And if we try really hard we might get those Households to borrow even more to end up circulating back into the Household Savings pool by ramping up the price of residential property! How smart are we.....

True. Thanks to years of under investment in educational reforms, our people are dumb enough to buy houses and unwanted crap using truckloads of borrowed money, induced by the "wealth" effect of increasing asset prices.

"Record mortgage borrowing" period year end September 2020, of which approximately 45 percent of the increase is interest only. With the first deferral period having ended September, where a significant number of mortgages have been revamped there appears to be little insight into the stock and flow of New Zealand's mortgage debt, and the net effect of the mortgage holiday particularly given the low number of residential sales in 2020.

(...and this is despite savers abandoning term deposits.
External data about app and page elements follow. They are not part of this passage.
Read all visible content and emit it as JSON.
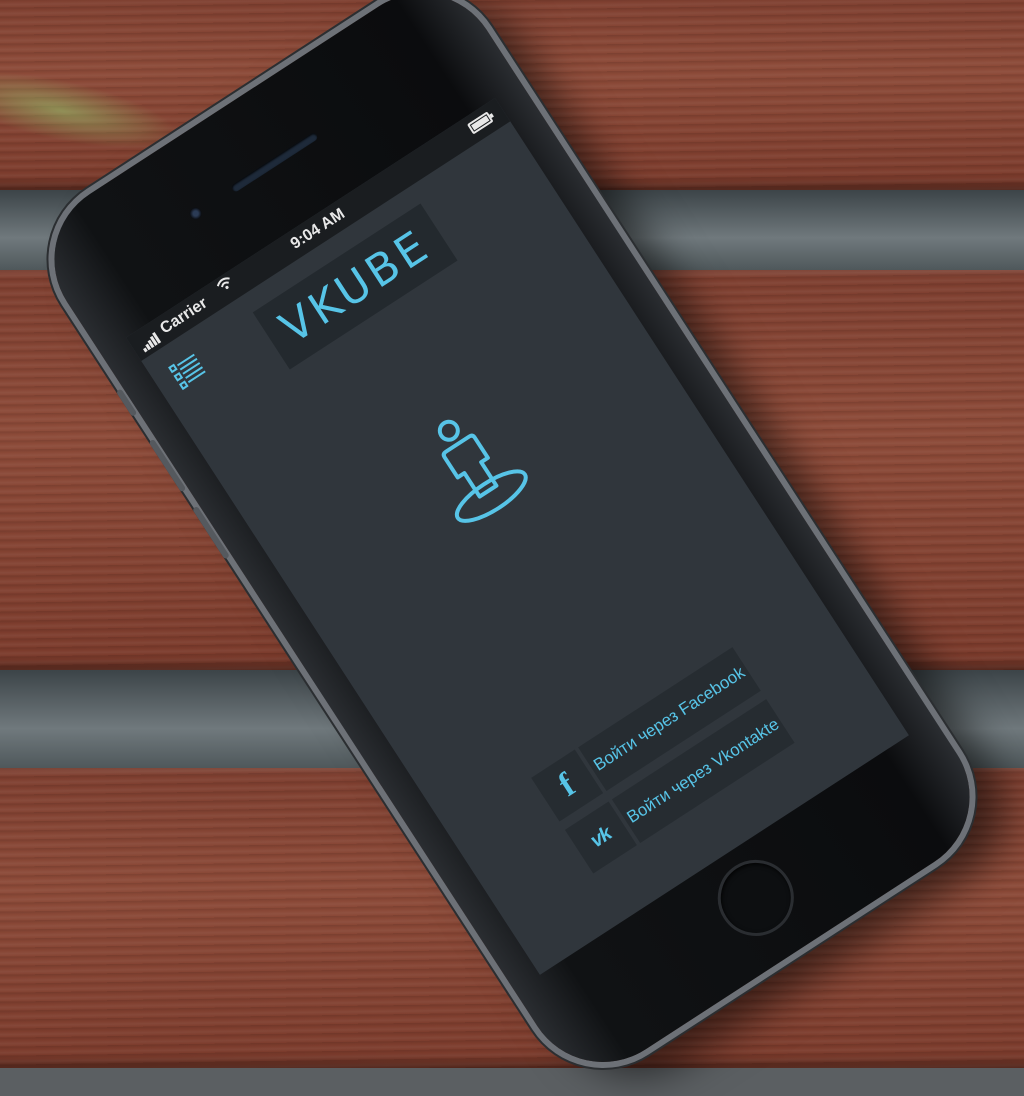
{
  "status_bar": {
    "carrier": "Carrier",
    "wifi_icon": "wifi-icon",
    "time": "9:04 AM",
    "battery_icon": "battery-icon"
  },
  "menu": {
    "icon": "list-menu-icon"
  },
  "logo": {
    "text": "VKUBE"
  },
  "avatar": {
    "icon": "person-on-platform-icon"
  },
  "login": {
    "facebook": {
      "icon_glyph": "f",
      "label": "Войти через Facebook"
    },
    "vkontakte": {
      "icon_glyph": "vk",
      "label": "Войти через Vkontakte"
    }
  },
  "colors": {
    "accent": "#57c4e7",
    "screen_bg": "#30363c",
    "button_bg": "#262c31"
  }
}
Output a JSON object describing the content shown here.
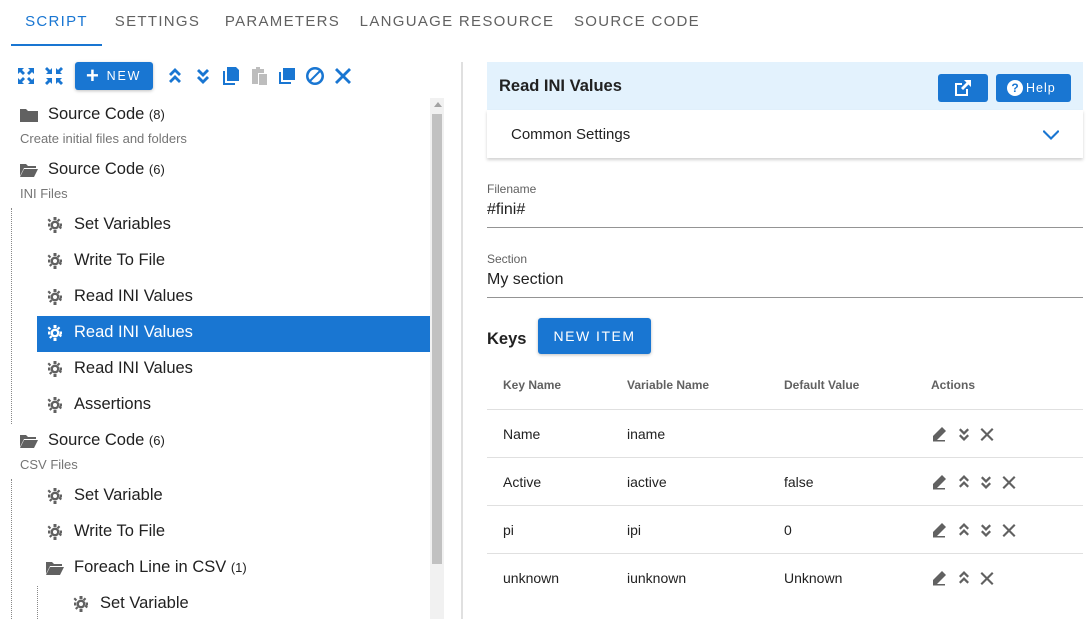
{
  "tabs": [
    "SCRIPT",
    "SETTINGS",
    "PARAMETERS",
    "LANGUAGE RESOURCE",
    "SOURCE CODE"
  ],
  "toolbar": {
    "new_label": "NEW"
  },
  "tree": {
    "group1": {
      "label": "Source Code",
      "count": "(8)",
      "sub": "Create initial files and folders"
    },
    "group2": {
      "label": "Source Code",
      "count": "(6)",
      "sub": "INI Files",
      "items": [
        "Set Variables",
        "Write To File",
        "Read INI Values",
        "Read INI Values",
        "Read INI Values",
        "Assertions"
      ]
    },
    "group3": {
      "label": "Source Code",
      "count": "(6)",
      "sub": "CSV Files",
      "items": [
        "Set Variable",
        "Write To File"
      ],
      "foreach": {
        "label": "Foreach Line in CSV",
        "count": "(1)",
        "items": [
          "Set Variable"
        ]
      }
    }
  },
  "panel": {
    "title": "Read INI Values",
    "help_label": "Help",
    "common_settings": "Common Settings",
    "filename": {
      "label": "Filename",
      "value": "#fini#"
    },
    "section": {
      "label": "Section",
      "value": "My section"
    },
    "keys_label": "Keys",
    "new_item_label": "NEW ITEM",
    "columns": [
      "Key Name",
      "Variable Name",
      "Default Value",
      "Actions"
    ],
    "rows": [
      {
        "key": "Name",
        "variable": "iname",
        "default": "",
        "actions": [
          "edit",
          "down",
          "delete"
        ]
      },
      {
        "key": "Active",
        "variable": "iactive",
        "default": "false",
        "actions": [
          "edit",
          "up",
          "down",
          "delete"
        ]
      },
      {
        "key": "pi",
        "variable": "ipi",
        "default": "0",
        "actions": [
          "edit",
          "up",
          "down",
          "delete"
        ]
      },
      {
        "key": "unknown",
        "variable": "iunknown",
        "default": "Unknown",
        "actions": [
          "edit",
          "up",
          "delete"
        ]
      }
    ]
  },
  "colors": {
    "primary": "#1976d2",
    "header_bg": "#e3f2fd",
    "text": "#212121",
    "muted": "#616161"
  }
}
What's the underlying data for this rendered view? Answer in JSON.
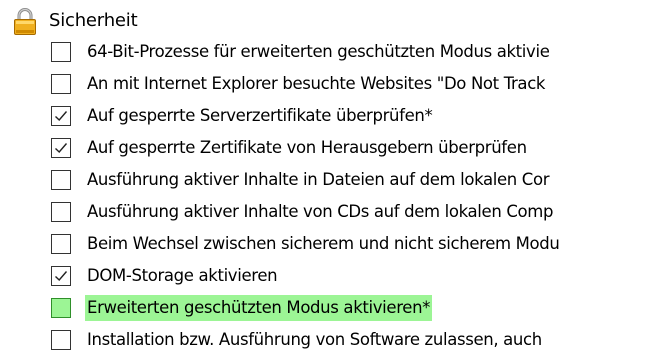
{
  "group": {
    "icon": "lock-icon",
    "label": "Sicherheit"
  },
  "options": [
    {
      "label": "64-Bit-Prozesse für erweiterten geschützten Modus aktivie",
      "checked": false,
      "highlighted": false
    },
    {
      "label": "An mit Internet Explorer besuchte Websites \"Do Not Track",
      "checked": false,
      "highlighted": false
    },
    {
      "label": "Auf gesperrte Serverzertifikate überprüfen*",
      "checked": true,
      "highlighted": false
    },
    {
      "label": "Auf gesperrte Zertifikate von Herausgebern überprüfen",
      "checked": true,
      "highlighted": false
    },
    {
      "label": "Ausführung aktiver Inhalte in Dateien auf dem lokalen Cor",
      "checked": false,
      "highlighted": false
    },
    {
      "label": "Ausführung aktiver Inhalte von CDs auf dem lokalen Comp",
      "checked": false,
      "highlighted": false
    },
    {
      "label": "Beim Wechsel zwischen sicherem und nicht sicherem Modu",
      "checked": false,
      "highlighted": false
    },
    {
      "label": "DOM-Storage aktivieren",
      "checked": true,
      "highlighted": false
    },
    {
      "label": "Erweiterten geschützten Modus aktivieren*",
      "checked": false,
      "highlighted": true
    },
    {
      "label": "Installation bzw. Ausführung von Software zulassen, auch",
      "checked": false,
      "highlighted": false
    }
  ],
  "colors": {
    "highlight": "#9cf595",
    "lock_body": "#f0b020"
  }
}
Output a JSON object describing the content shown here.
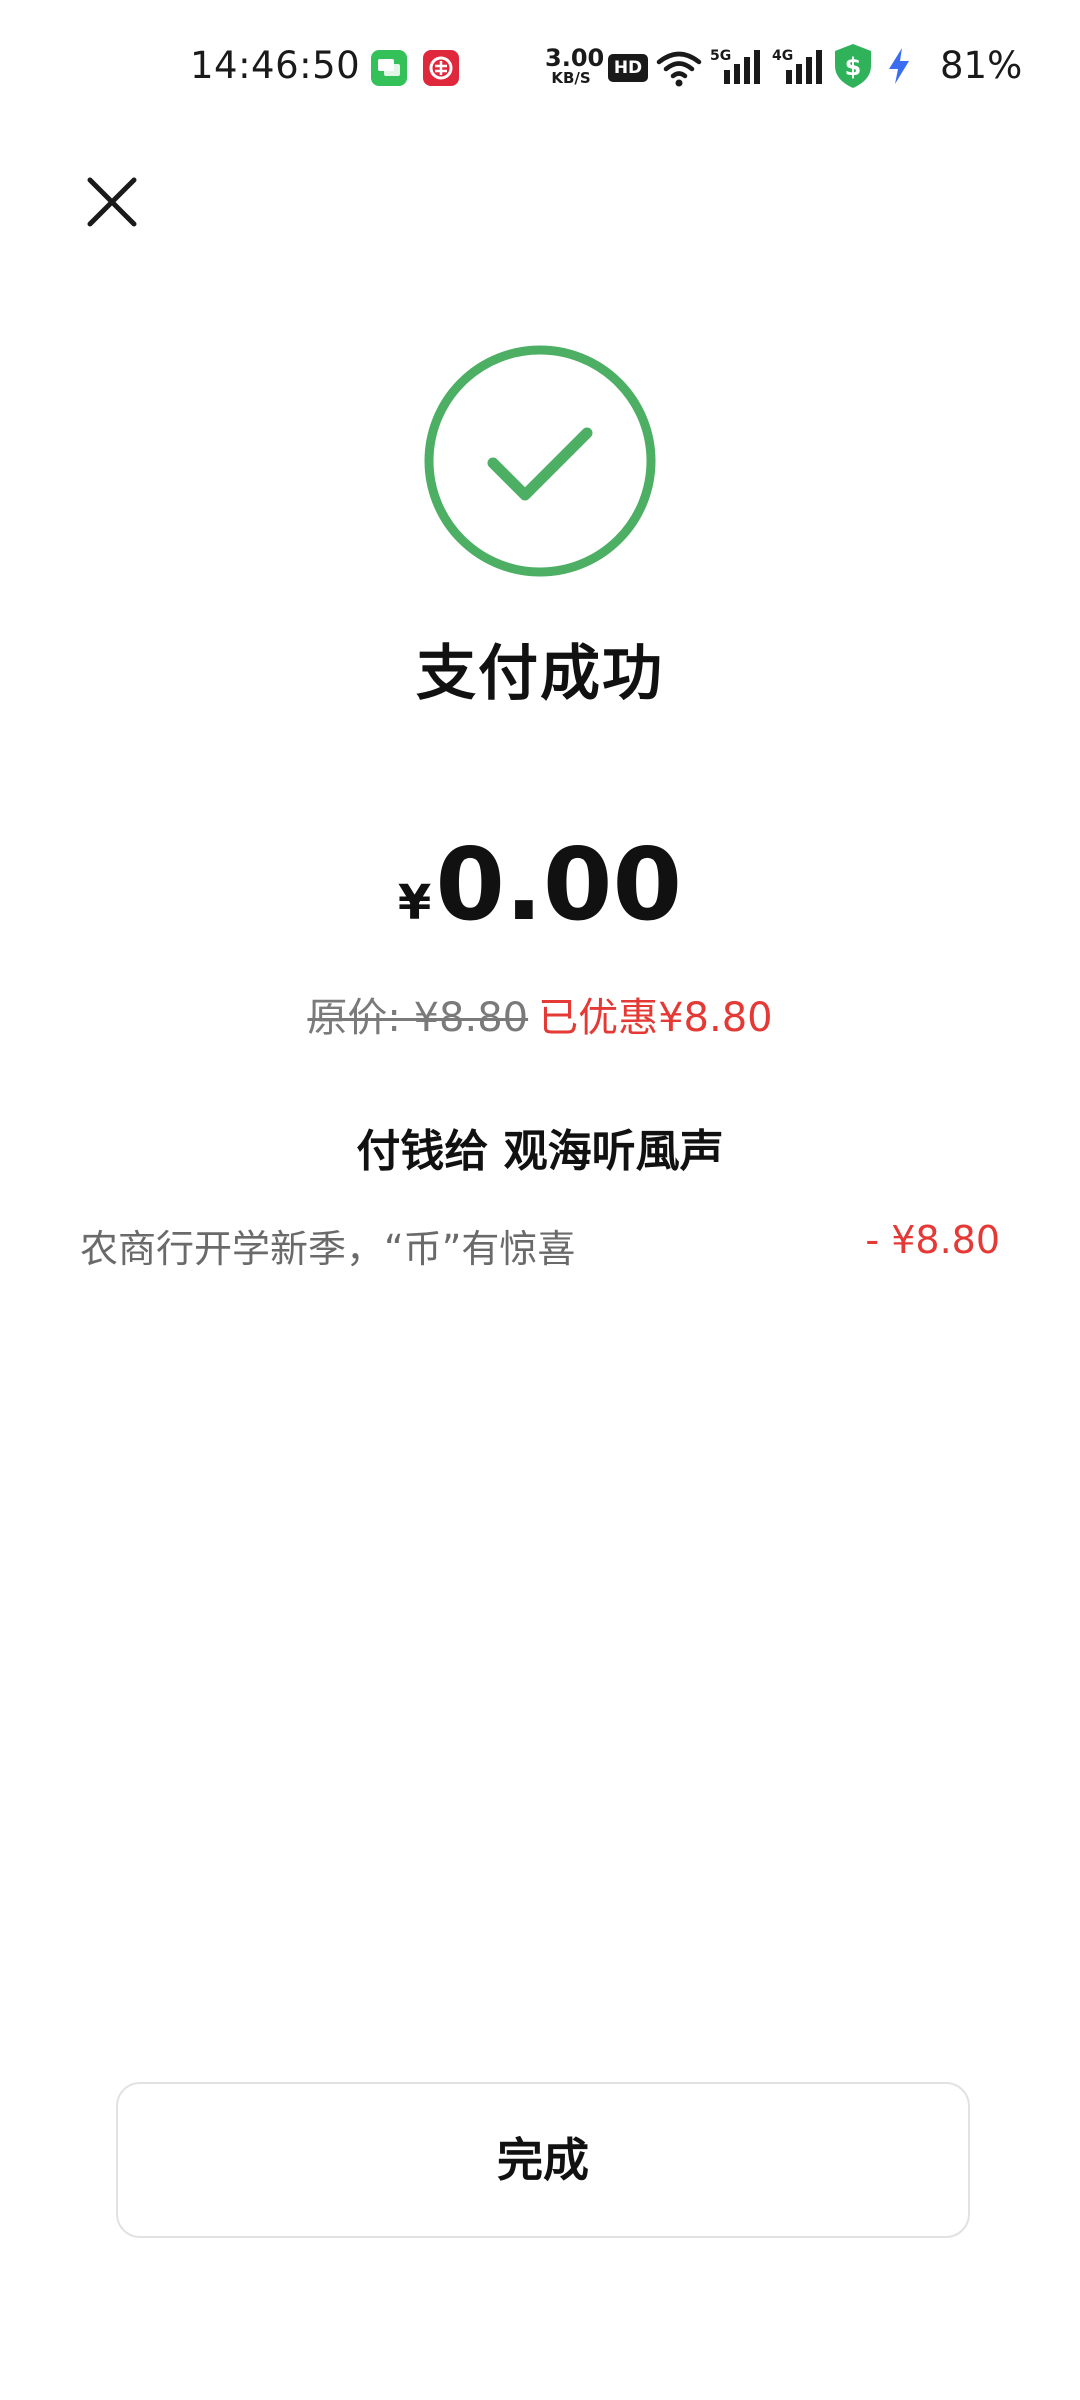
{
  "status_bar": {
    "time": "14:46:50",
    "net_speed_value": "3.00",
    "net_speed_unit": "KB/S",
    "hd_label": "HD",
    "signal_5g_label": "5G",
    "signal_4g_label": "4G",
    "battery": "81%",
    "icons": [
      "messages-app-icon",
      "bank-app-icon",
      "wifi-icon",
      "signal-5g-icon",
      "signal-4g-icon",
      "security-shield-icon",
      "charging-icon"
    ]
  },
  "header": {
    "close_icon": "close-icon"
  },
  "result": {
    "icon": "check-circle-icon",
    "accent_color": "#4caf63",
    "title": "支付成功",
    "currency_symbol": "¥",
    "amount": "0.00",
    "original_price": "原价: ¥8.80",
    "discount_total": "已优惠¥8.80",
    "payee": "付钱给 观海听風声",
    "discount_color": "#e53935"
  },
  "discounts": [
    {
      "name": "农商行开学新季，“币”有惊喜",
      "amount": "- ¥8.80"
    }
  ],
  "footer": {
    "done_label": "完成"
  }
}
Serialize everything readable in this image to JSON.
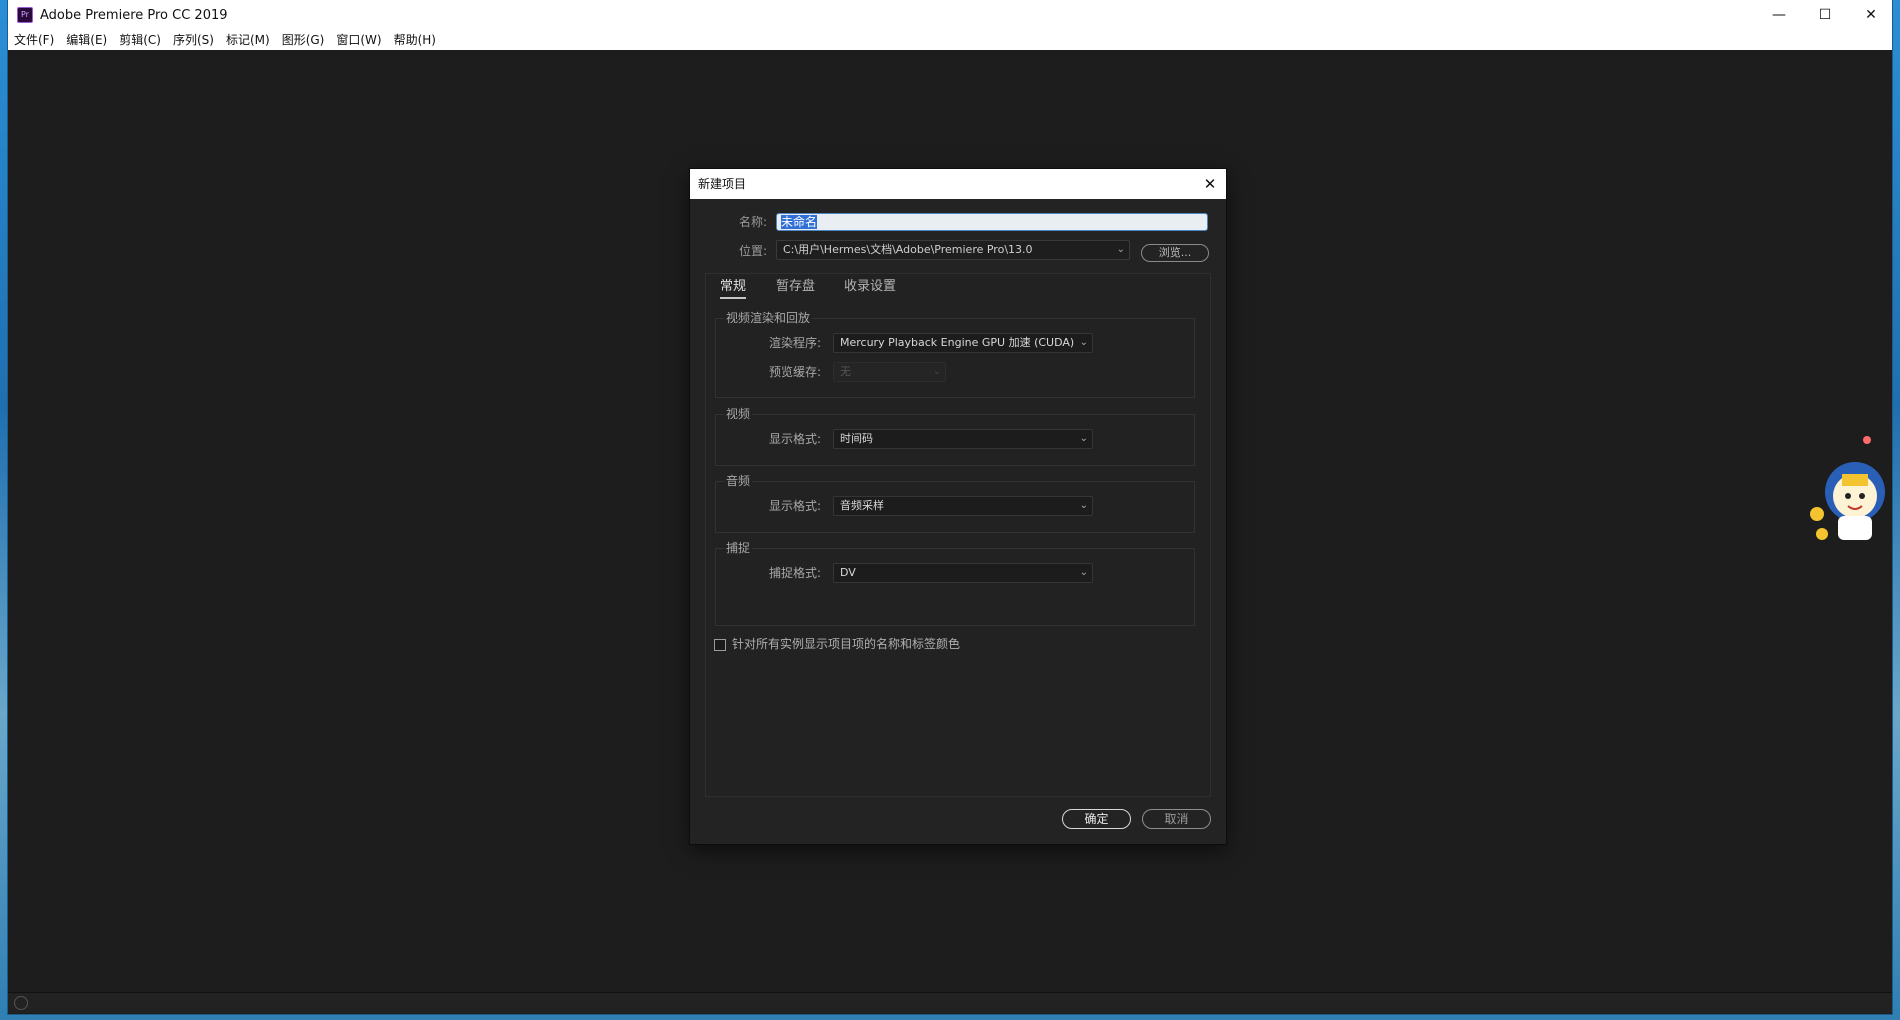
{
  "window": {
    "title": "Adobe Premiere Pro CC 2019",
    "app_icon_text": "Pr",
    "minimize": "—",
    "maximize": "☐",
    "close": "✕"
  },
  "menu": {
    "items": [
      "文件(F)",
      "编辑(E)",
      "剪辑(C)",
      "序列(S)",
      "标记(M)",
      "图形(G)",
      "窗口(W)",
      "帮助(H)"
    ]
  },
  "dialog": {
    "title": "新建项目",
    "close": "✕",
    "name_label": "名称:",
    "name_value": "未命名",
    "location_label": "位置:",
    "location_value": "C:\\用户\\Hermes\\文档\\Adobe\\Premiere Pro\\13.0",
    "browse_label": "浏览...",
    "tabs": [
      "常规",
      "暂存盘",
      "收录设置"
    ],
    "groups": {
      "render": {
        "title": "视频渲染和回放",
        "renderer_label": "渲染程序:",
        "renderer_value": "Mercury Playback Engine GPU 加速 (CUDA)",
        "preview_cache_label": "预览缓存:",
        "preview_cache_value": "无"
      },
      "video": {
        "title": "视频",
        "display_format_label": "显示格式:",
        "display_format_value": "时间码"
      },
      "audio": {
        "title": "音频",
        "display_format_label": "显示格式:",
        "display_format_value": "音频采样"
      },
      "capture": {
        "title": "捕捉",
        "capture_format_label": "捕捉格式:",
        "capture_format_value": "DV"
      }
    },
    "instance_checkbox_label": "针对所有实例显示项目项的名称和标签颜色",
    "instance_checkbox_checked": false,
    "ok_label": "确定",
    "cancel_label": "取消"
  },
  "colors": {
    "workspace_bg": "#1d1d1d",
    "dialog_bg": "#232323",
    "selection": "#2f6fd6"
  }
}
They fell -$1.6 bln in a month, and -$6.6 bln in a year).

LOL this is just the bare beginning of a veritable tidal wave, which has started to show only in part simply because many term deposits are only going to mature in the future.
It will be interesting to see what will happen to the CFR (funding of the banks that is "stable" and can be assumed to stay in place for at least one year) once this wave starts getting into full swing.
I bet Orr will pretend surprise (like he is pretending now at the increase of speculative housing activities which are a direct result of his reckless policies) and he will berate all retail banks for this, ready to point fingers at anybody but himself.
It would be really funny if it was not so dangerous to the stability of the whole NZ financial system.
The banking system is in the hands of a bunch of incompetent plonkers at the helm of the RBNZ. It does look very worrying indeed.

Funding for lending will prop things up for a bit.
Personally as my TD mature in the Oz banks, I will transfer them into Kiwibonds and Kiwibank....

good news for a travel bubble with WA , if you listen from 41 minutes on he compares the way WA have handled covid the same as NZ and talks favorably about NZ, a travel bubble could be arranged, hope our PM is on the phone
BREAKING: WA's hard border is opening up
Western Australia's hard border is finally easing up.
From November 14, travel will be permitted from states and territories that are deemed "very low risk".

Wait people are taking out new loans and it’s interest only? I thought the banks were being conservative as we go into a recession?

It's the refinancing of all the "mortgage deferrals".

Just bought a new ute (MY20 is on run-out, and there is deep discounting). Sales guy said they've done 3x monthly volume since lockdown ended, but that will come to a shuddering halt real soon now as new stock is months away and supply lines/freight logistics are quite uncertain.

It's also bled right into used ute prices - crazy $ being asked for second-hand stock and trade-ins. So houses aren't the only asset class being pushed higher by low interest rates, lotsa printed munny sloshing around, tight supply and FOMO.

Sounds like classic substitution. The ute becomes an alternative form of accommodation. Been there.

Yep. Money is free right now. Chatting to a mate who works for an investment fund tonight, and he says they've had to be very careful around the strategy increasing their fund with all the money being thrown at them. Tricky business turning $300M dollars down at a time from multiple parties. Lots of politics.

More good news certainly for NZ economy based on quick support by govt & RBNZ, the economic development of LVR barrier removal clearly showing an immediate effect! - Customer & business confidence to spend is back, all being pull up by investors that willing to take more of the loan risk from the Banks, which in turn gave confidence in the renters market about their dwelling stability, add to that another FHBs massive confidence boost into the market the next 3-5years the govt & RBNZ must steadfast to give more stimulus here.

Sharemarkets around the world slowly crashing...